[Start of Attachment]

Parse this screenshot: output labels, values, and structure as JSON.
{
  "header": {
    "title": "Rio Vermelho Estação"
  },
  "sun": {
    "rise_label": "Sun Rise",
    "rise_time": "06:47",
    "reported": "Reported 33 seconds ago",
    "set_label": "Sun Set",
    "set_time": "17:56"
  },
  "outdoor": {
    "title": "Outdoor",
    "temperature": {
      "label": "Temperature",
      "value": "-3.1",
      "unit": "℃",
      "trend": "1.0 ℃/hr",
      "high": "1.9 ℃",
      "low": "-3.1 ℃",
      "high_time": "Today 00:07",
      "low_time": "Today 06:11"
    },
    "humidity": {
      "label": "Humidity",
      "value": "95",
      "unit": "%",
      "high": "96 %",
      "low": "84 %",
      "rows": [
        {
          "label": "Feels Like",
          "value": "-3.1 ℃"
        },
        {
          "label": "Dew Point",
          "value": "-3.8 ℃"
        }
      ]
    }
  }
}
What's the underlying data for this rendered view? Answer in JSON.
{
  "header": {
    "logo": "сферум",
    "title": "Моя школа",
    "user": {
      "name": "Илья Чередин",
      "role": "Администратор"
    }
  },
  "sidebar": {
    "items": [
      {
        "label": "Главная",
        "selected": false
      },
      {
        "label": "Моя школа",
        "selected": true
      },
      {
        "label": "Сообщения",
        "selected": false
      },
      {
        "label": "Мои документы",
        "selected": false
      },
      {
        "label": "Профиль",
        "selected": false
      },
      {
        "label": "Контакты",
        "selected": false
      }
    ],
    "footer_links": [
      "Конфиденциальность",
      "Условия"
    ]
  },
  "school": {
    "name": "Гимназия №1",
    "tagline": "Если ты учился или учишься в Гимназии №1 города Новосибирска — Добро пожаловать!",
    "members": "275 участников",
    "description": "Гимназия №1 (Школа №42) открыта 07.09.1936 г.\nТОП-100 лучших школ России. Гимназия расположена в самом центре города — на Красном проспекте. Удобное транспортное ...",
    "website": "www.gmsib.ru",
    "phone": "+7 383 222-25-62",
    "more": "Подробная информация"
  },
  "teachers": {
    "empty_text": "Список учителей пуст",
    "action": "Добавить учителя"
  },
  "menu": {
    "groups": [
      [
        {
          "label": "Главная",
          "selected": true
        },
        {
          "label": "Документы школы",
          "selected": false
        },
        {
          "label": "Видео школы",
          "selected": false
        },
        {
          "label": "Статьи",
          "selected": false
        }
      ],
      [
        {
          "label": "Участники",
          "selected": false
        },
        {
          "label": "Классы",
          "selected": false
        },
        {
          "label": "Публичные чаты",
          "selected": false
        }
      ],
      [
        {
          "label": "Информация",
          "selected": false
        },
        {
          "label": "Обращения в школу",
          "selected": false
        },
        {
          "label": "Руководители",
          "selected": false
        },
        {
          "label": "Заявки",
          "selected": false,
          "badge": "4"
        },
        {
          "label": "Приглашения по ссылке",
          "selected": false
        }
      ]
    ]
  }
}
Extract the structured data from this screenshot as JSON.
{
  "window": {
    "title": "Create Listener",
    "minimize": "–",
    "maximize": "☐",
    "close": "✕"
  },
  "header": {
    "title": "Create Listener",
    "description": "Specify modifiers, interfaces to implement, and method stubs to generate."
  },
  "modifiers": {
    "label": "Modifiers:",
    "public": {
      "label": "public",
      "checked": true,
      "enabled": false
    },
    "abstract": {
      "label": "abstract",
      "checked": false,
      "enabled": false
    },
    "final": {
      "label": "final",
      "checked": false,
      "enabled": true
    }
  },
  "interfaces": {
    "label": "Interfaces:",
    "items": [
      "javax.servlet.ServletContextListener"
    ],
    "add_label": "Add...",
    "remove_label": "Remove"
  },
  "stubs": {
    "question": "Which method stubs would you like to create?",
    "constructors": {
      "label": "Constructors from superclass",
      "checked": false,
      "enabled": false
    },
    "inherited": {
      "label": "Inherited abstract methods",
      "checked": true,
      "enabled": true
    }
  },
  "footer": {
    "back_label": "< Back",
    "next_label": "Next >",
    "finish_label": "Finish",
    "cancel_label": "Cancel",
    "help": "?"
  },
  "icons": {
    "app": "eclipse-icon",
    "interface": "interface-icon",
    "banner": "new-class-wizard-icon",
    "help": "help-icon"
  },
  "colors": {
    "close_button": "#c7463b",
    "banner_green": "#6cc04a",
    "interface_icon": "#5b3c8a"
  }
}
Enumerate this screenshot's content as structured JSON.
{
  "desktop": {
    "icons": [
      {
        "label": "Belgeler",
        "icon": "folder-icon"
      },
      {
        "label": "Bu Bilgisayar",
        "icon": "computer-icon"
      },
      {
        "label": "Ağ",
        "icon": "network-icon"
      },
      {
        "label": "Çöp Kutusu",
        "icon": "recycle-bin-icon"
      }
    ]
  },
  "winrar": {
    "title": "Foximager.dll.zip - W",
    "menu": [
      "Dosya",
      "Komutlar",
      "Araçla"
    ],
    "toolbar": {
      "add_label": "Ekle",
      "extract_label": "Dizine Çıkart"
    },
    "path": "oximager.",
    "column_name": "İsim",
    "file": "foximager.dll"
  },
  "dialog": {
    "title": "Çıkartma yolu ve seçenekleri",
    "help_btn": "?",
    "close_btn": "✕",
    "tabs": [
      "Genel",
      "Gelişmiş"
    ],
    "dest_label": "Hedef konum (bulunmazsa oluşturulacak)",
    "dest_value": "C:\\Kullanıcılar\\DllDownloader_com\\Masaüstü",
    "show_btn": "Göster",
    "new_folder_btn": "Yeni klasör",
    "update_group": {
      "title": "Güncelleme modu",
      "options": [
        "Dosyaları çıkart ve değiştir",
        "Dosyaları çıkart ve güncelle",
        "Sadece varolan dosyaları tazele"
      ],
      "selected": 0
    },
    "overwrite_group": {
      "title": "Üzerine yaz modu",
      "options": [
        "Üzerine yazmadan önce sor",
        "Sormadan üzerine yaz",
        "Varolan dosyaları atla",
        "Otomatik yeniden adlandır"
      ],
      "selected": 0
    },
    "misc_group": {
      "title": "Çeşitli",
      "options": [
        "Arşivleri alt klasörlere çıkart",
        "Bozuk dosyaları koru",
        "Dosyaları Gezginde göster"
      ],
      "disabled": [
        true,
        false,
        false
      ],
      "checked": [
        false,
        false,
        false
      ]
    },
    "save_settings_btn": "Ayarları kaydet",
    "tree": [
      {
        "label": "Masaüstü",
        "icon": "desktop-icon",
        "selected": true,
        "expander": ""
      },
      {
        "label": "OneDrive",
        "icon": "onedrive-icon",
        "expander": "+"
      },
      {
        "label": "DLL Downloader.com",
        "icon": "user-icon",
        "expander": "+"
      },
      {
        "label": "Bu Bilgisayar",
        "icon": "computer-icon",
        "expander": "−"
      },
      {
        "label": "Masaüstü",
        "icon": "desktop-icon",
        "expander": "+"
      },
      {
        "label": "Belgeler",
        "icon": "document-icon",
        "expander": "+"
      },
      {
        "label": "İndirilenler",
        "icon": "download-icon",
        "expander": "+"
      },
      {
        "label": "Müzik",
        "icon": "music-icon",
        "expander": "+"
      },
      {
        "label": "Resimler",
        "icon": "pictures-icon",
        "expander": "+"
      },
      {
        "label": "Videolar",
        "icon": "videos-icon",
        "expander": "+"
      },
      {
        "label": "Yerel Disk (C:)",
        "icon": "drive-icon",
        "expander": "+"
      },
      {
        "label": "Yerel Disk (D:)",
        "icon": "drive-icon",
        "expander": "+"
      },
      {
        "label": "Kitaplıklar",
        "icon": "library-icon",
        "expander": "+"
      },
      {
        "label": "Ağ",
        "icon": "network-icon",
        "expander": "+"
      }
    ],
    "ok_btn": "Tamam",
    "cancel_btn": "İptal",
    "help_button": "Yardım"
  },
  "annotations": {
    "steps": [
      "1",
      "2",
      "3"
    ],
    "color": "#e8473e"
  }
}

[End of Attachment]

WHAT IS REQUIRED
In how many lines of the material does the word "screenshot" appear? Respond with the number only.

WRITTEN SOLUTION
3